Dataset rows for apps and sites
'''

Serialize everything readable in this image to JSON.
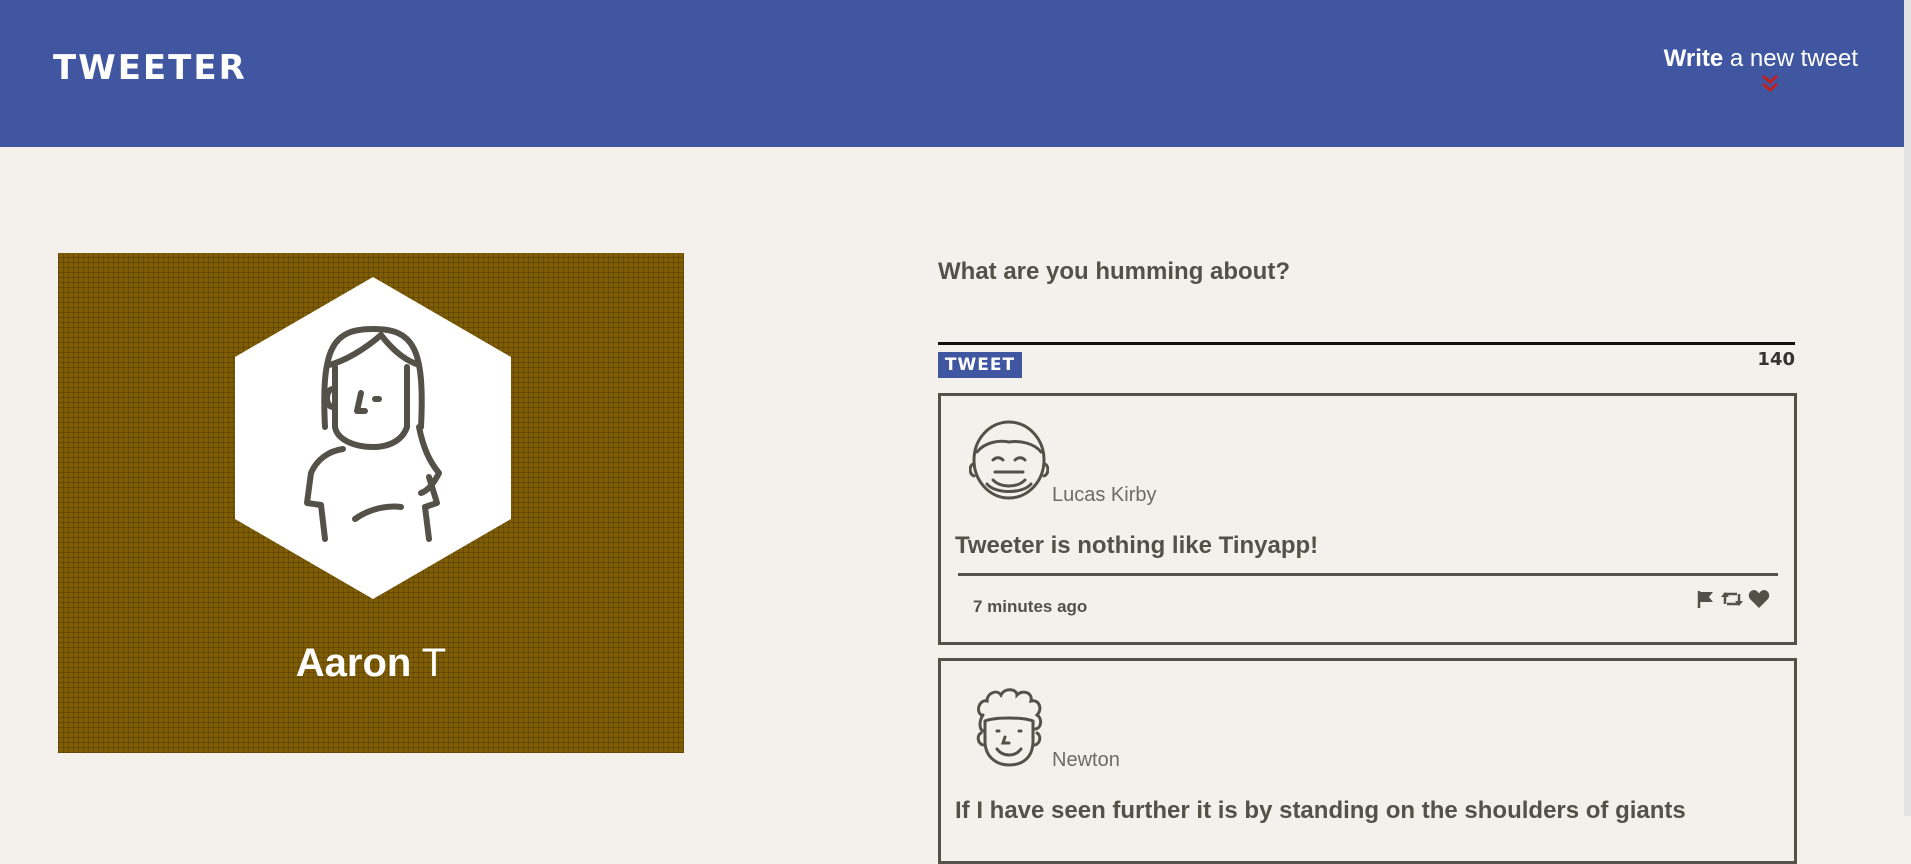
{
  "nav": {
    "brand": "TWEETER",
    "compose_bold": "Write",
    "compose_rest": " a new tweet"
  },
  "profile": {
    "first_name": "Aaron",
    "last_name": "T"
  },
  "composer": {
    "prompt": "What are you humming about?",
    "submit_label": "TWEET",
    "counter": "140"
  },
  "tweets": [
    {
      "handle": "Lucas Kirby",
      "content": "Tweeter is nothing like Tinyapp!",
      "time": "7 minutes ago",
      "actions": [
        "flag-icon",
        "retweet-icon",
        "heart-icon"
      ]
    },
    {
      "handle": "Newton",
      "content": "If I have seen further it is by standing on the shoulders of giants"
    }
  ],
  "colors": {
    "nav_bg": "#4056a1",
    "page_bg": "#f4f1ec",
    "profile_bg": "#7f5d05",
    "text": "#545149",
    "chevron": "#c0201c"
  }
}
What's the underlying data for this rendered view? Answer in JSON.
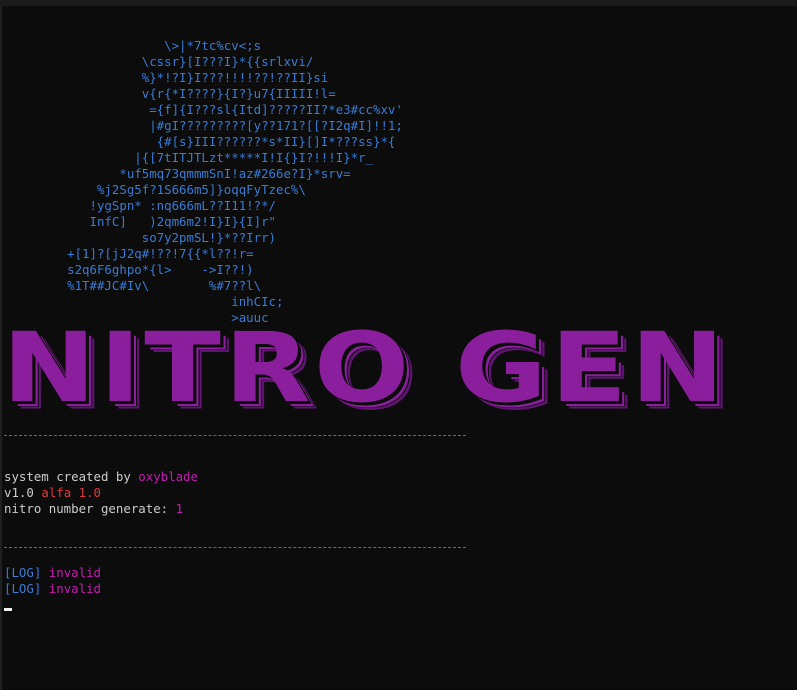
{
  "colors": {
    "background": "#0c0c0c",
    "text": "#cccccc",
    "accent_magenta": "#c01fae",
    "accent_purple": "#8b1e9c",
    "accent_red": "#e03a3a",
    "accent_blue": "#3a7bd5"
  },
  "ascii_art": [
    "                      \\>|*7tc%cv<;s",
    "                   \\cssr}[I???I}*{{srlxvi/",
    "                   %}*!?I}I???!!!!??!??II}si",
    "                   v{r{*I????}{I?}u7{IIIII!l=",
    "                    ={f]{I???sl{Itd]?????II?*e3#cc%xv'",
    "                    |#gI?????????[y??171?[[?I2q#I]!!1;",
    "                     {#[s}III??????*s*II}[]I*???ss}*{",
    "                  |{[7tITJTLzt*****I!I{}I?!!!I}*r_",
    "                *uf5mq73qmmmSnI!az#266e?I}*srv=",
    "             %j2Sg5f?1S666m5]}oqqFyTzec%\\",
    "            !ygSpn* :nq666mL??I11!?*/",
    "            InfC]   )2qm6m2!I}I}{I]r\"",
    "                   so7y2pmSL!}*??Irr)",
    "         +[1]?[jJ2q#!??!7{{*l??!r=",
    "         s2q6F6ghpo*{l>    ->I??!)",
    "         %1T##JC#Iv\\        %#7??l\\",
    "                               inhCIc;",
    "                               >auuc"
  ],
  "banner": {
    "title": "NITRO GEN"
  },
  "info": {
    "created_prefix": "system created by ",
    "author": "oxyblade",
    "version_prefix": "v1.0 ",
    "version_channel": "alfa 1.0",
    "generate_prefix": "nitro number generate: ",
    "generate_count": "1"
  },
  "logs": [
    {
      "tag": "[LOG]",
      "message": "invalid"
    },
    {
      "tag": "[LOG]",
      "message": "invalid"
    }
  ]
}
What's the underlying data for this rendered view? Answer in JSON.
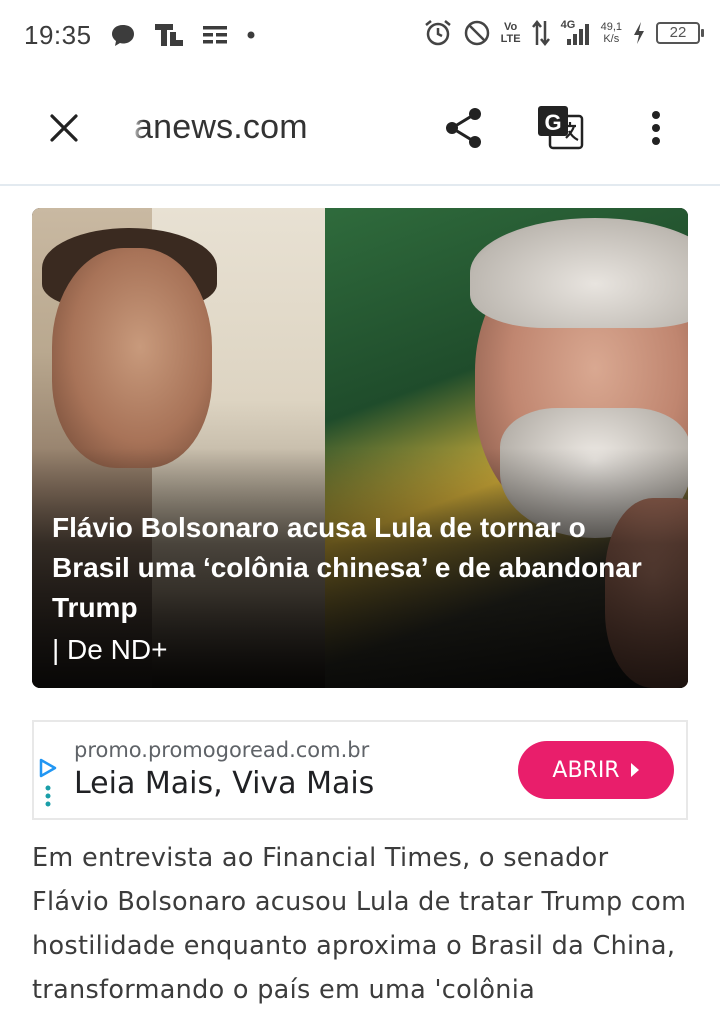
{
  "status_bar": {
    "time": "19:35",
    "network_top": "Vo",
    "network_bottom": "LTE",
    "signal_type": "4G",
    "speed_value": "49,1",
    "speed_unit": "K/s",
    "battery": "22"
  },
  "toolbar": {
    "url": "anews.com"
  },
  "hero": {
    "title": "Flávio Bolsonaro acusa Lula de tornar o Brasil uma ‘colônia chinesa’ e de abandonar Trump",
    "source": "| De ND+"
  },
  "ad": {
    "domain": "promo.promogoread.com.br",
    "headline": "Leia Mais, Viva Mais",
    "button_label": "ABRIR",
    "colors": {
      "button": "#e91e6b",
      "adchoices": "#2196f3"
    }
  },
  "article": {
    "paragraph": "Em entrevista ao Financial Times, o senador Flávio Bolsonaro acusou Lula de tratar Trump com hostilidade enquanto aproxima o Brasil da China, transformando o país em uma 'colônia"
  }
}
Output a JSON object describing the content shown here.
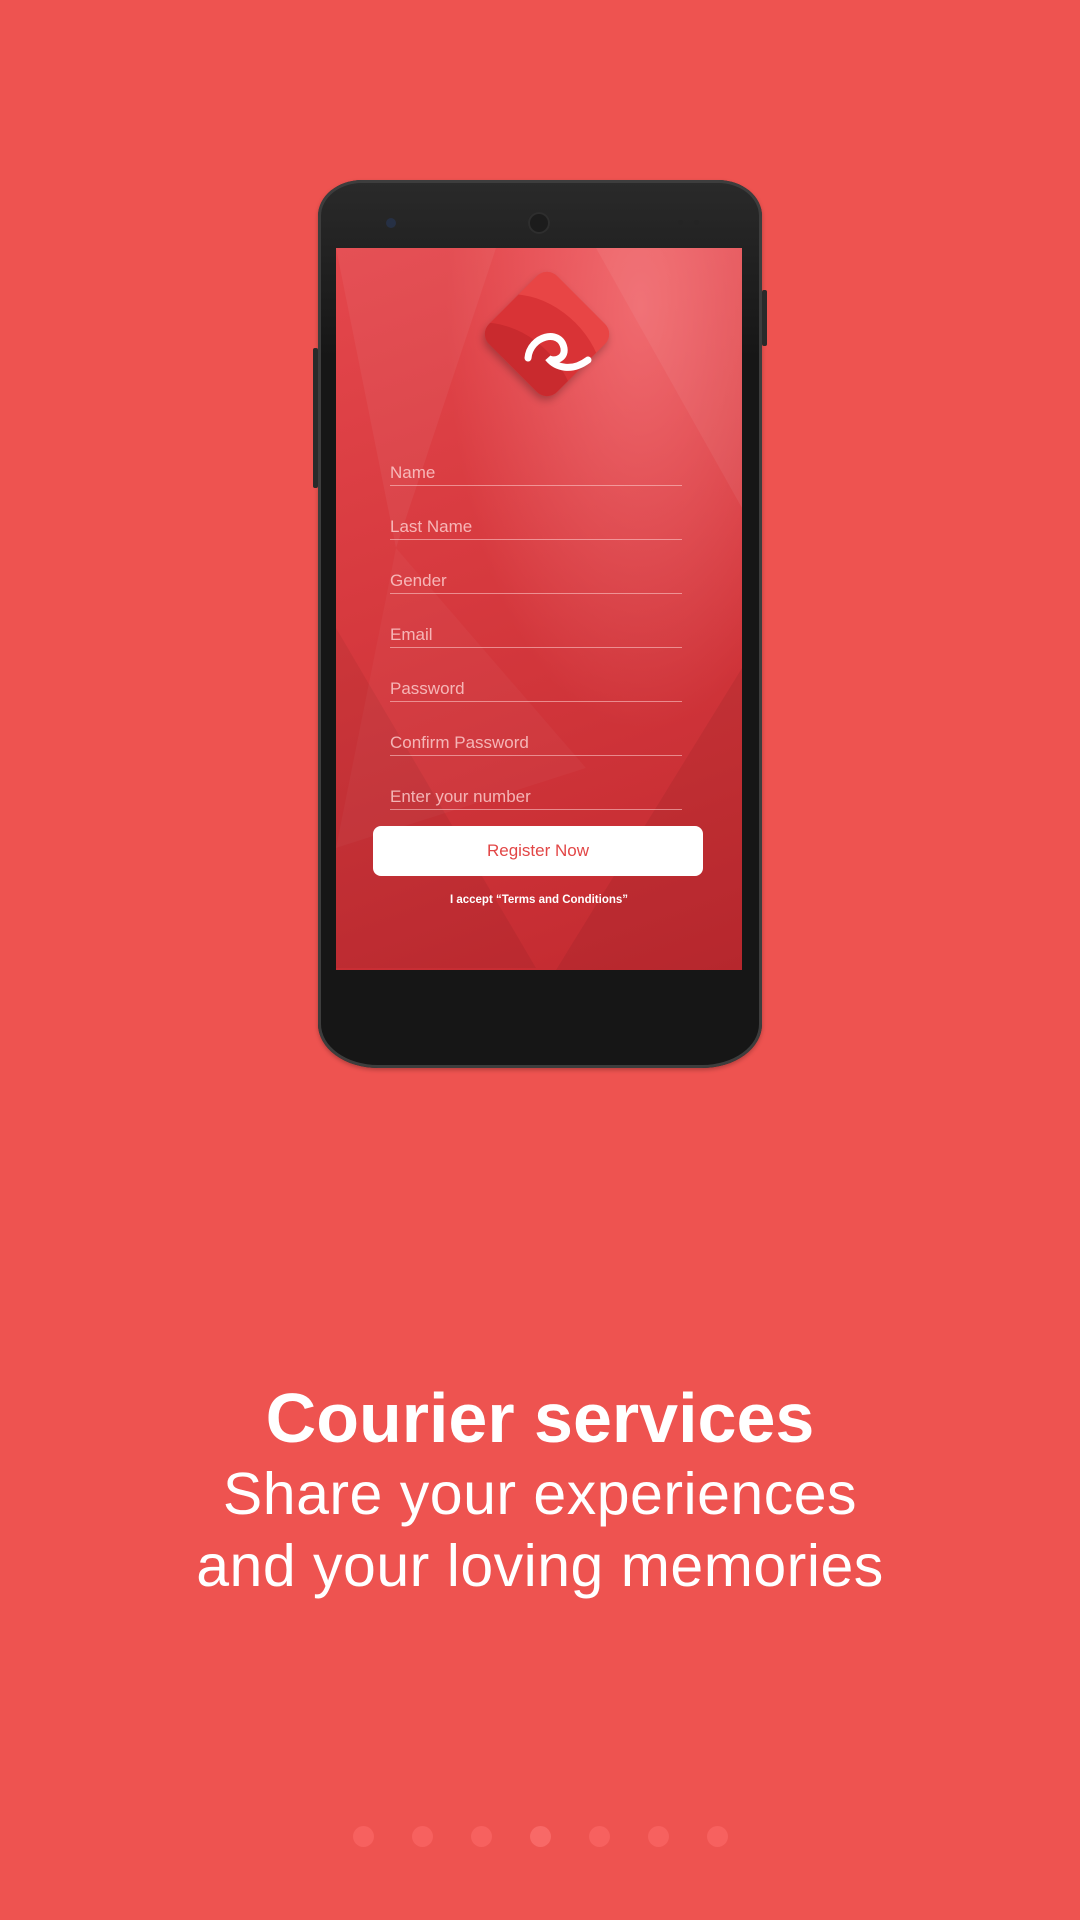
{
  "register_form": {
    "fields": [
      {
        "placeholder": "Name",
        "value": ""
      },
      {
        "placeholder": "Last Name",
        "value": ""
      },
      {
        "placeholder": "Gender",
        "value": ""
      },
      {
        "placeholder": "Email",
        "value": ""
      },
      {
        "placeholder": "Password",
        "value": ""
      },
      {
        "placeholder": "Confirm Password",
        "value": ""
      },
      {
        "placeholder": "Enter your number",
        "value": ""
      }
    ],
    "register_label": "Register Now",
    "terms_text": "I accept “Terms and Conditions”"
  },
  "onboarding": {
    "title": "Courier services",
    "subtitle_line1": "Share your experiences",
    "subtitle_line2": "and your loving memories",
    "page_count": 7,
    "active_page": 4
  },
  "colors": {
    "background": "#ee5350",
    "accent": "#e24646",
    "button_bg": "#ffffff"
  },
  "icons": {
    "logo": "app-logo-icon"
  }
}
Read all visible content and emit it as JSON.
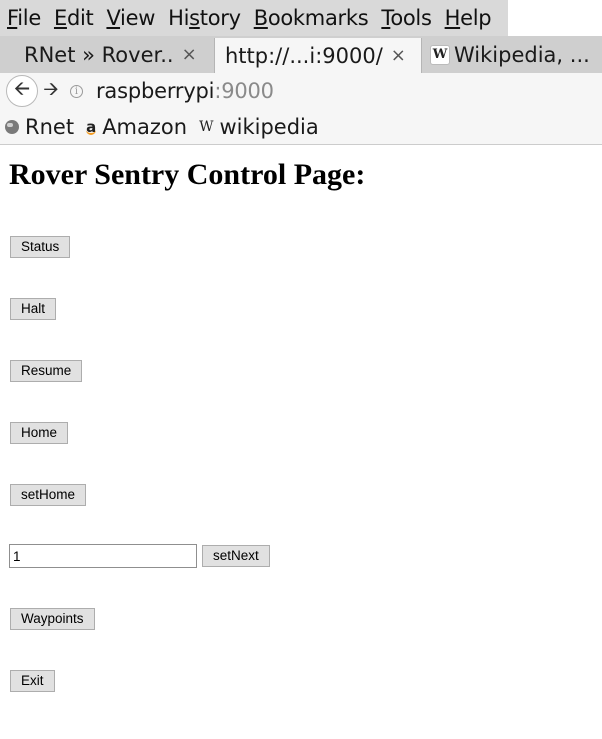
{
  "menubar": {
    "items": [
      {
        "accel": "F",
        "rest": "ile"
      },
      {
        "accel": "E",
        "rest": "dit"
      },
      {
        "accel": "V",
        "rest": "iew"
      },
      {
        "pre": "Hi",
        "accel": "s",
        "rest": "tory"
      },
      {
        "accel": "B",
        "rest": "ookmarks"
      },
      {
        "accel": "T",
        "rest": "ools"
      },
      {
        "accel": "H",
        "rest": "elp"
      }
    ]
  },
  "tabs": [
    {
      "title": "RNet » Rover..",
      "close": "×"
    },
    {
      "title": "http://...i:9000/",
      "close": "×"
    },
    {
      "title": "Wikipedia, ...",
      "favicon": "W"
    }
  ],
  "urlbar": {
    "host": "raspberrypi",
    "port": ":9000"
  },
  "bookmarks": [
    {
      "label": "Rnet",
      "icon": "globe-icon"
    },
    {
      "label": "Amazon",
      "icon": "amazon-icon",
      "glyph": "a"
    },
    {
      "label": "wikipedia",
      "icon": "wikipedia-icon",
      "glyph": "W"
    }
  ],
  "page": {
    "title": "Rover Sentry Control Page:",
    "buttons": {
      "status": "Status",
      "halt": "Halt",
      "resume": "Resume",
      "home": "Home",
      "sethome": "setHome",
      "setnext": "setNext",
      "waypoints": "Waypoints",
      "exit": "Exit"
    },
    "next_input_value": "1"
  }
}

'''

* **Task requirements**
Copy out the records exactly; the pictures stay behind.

* **Output of the exercise**
Serialize everything readable in this image to JSON.
{
  "nav": {
    "brand": "TWEETER",
    "compose_bold": "Write",
    "compose_rest": " a new tweet"
  },
  "profile": {
    "first_name": "Aaron",
    "last_name": "T"
  },
  "composer": {
    "prompt": "What are you humming about?",
    "submit_label": "TWEET",
    "counter": "140"
  },
  "tweets": [
    {
      "handle": "Lucas Kirby",
      "content": "Tweeter is nothing like Tinyapp!",
      "time": "7 minutes ago",
      "actions": [
        "flag-icon",
        "retweet-icon",
        "heart-icon"
      ]
    },
    {
      "handle": "Newton",
      "content": "If I have seen further it is by standing on the shoulders of giants"
    }
  ],
  "colors": {
    "nav_bg": "#4056a1",
    "page_bg": "#f4f1ec",
    "profile_bg": "#7f5d05",
    "text": "#545149",
    "chevron": "#c0201c"
  }
}
What's the underlying data for this rendered view? Answer in JSON.
{
  "colors": {
    "background": "#0c0c0c",
    "text": "#cccccc",
    "accent_magenta": "#c01fae",
    "accent_purple": "#8b1e9c",
    "accent_red": "#e03a3a",
    "accent_blue": "#3a7bd5"
  },
  "ascii_art": [
    "                      \\>|*7tc%cv<;s",
    "                   \\cssr}[I???I}*{{srlxvi/",
    "                   %}*!?I}I???!!!!??!??II}si",
    "                   v{r{*I????}{I?}u7{IIIII!l=",
    "                    ={f]{I???sl{Itd]?????II?*e3#cc%xv'",
    "                    |#gI?????????[y??171?[[?I2q#I]!!1;",
    "                     {#[s}III??????*s*II}[]I*???ss}*{",
    "                  |{[7tITJTLzt*****I!I{}I?!!!I}*r_",
    "                *uf5mq73qmmmSnI!az#266e?I}*srv=",
    "             %j2Sg5f?1S666m5]}oqqFyTzec%\\",
    "            !ygSpn* :nq666mL??I11!?*/",
    "            InfC]   )2qm6m2!I}I}{I]r\"",
    "                   so7y2pmSL!}*??Irr)",
    "         +[1]?[jJ2q#!??!7{{*l??!r=",
    "         s2q6F6ghpo*{l>    ->I??!)",
    "         %1T##JC#Iv\\        %#7??l\\",
    "                               inhCIc;",
    "                               >auuc"
  ],
  "banner": {
    "title": "NITRO GEN"
  },
  "info": {
    "created_prefix": "system created by ",
    "author": "oxyblade",
    "version_prefix": "v1.0 ",
    "version_channel": "alfa 1.0",
    "generate_prefix": "nitro number generate: ",
    "generate_count": "1"
  },
  "logs": [
    {
      "tag": "[LOG]",
      "message": "invalid"
    },
    {
      "tag": "[LOG]",
      "message": "invalid"
    }
  ]
}
What's the underlying data for this rendered view? Answer in JSON.
{
  "status_bar": {
    "time": "19:35",
    "network_top": "Vo",
    "network_bottom": "LTE",
    "signal_type": "4G",
    "speed_value": "49,1",
    "speed_unit": "K/s",
    "battery": "22"
  },
  "toolbar": {
    "url": "anews.com"
  },
  "hero": {
    "title": "Flávio Bolsonaro acusa Lula de tornar o Brasil uma ‘colônia chinesa’ e de abandonar Trump",
    "source": "| De ND+"
  },
  "ad": {
    "domain": "promo.promogoread.com.br",
    "headline": "Leia Mais, Viva Mais",
    "button_label": "ABRIR",
    "colors": {
      "button": "#e91e6b",
      "adchoices": "#2196f3"
    }
  },
  "article": {
    "paragraph": "Em entrevista ao Financial Times, o senador Flávio Bolsonaro acusou Lula de tratar Trump com hostilidade enquanto aproxima o Brasil da China, transformando o país em uma 'colônia"
  }
}
Output a JSON object describing the content shown here.
{
  "register_form": {
    "fields": [
      {
        "placeholder": "Name",
        "value": ""
      },
      {
        "placeholder": "Last Name",
        "value": ""
      },
      {
        "placeholder": "Gender",
        "value": ""
      },
      {
        "placeholder": "Email",
        "value": ""
      },
      {
        "placeholder": "Password",
        "value": ""
      },
      {
        "placeholder": "Confirm Password",
        "value": ""
      },
      {
        "placeholder": "Enter your number",
        "value": ""
      }
    ],
    "register_label": "Register Now",
    "terms_text": "I accept “Terms and Conditions”"
  },
  "onboarding": {
    "title": "Courier services",
    "subtitle_line1": "Share your experiences",
    "subtitle_line2": "and your loving memories",
    "page_count": 7,
    "active_page": 4
  },
  "colors": {
    "background": "#ee5350",
    "accent": "#e24646",
    "button_bg": "#ffffff"
  },
  "icons": {
    "logo": "app-logo-icon"
  }
}
Read all visible content and emit it as JSON.
{
  "menubar": {
    "items": [
      {
        "accel": "F",
        "rest": "ile"
      },
      {
        "accel": "E",
        "rest": "dit"
      },
      {
        "accel": "V",
        "rest": "iew"
      },
      {
        "pre": "Hi",
        "accel": "s",
        "rest": "tory"
      },
      {
        "accel": "B",
        "rest": "ookmarks"
      },
      {
        "accel": "T",
        "rest": "ools"
      },
      {
        "accel": "H",
        "rest": "elp"
      }
    ]
  },
  "tabs": [
    {
      "title": "RNet » Rover..",
      "close": "×"
    },
    {
      "title": "http://...i:9000/",
      "close": "×"
    },
    {
      "title": "Wikipedia, ...",
      "favicon": "W"
    }
  ],
  "urlbar": {
    "host": "raspberrypi",
    "port": ":9000"
  },
  "bookmarks": [
    {
      "label": "Rnet",
      "icon": "globe-icon"
    },
    {
      "label": "Amazon",
      "icon": "amazon-icon",
      "glyph": "a"
    },
    {
      "label": "wikipedia",
      "icon": "wikipedia-icon",
      "glyph": "W"
    }
  ],
  "page": {
    "title": "Rover Sentry Control Page:",
    "buttons": {
      "status": "Status",
      "halt": "Halt",
      "resume": "Resume",
      "home": "Home",
      "sethome": "setHome",
      "setnext": "setNext",
      "waypoints": "Waypoints",
      "exit": "Exit"
    },
    "next_input_value": "1"
  }
}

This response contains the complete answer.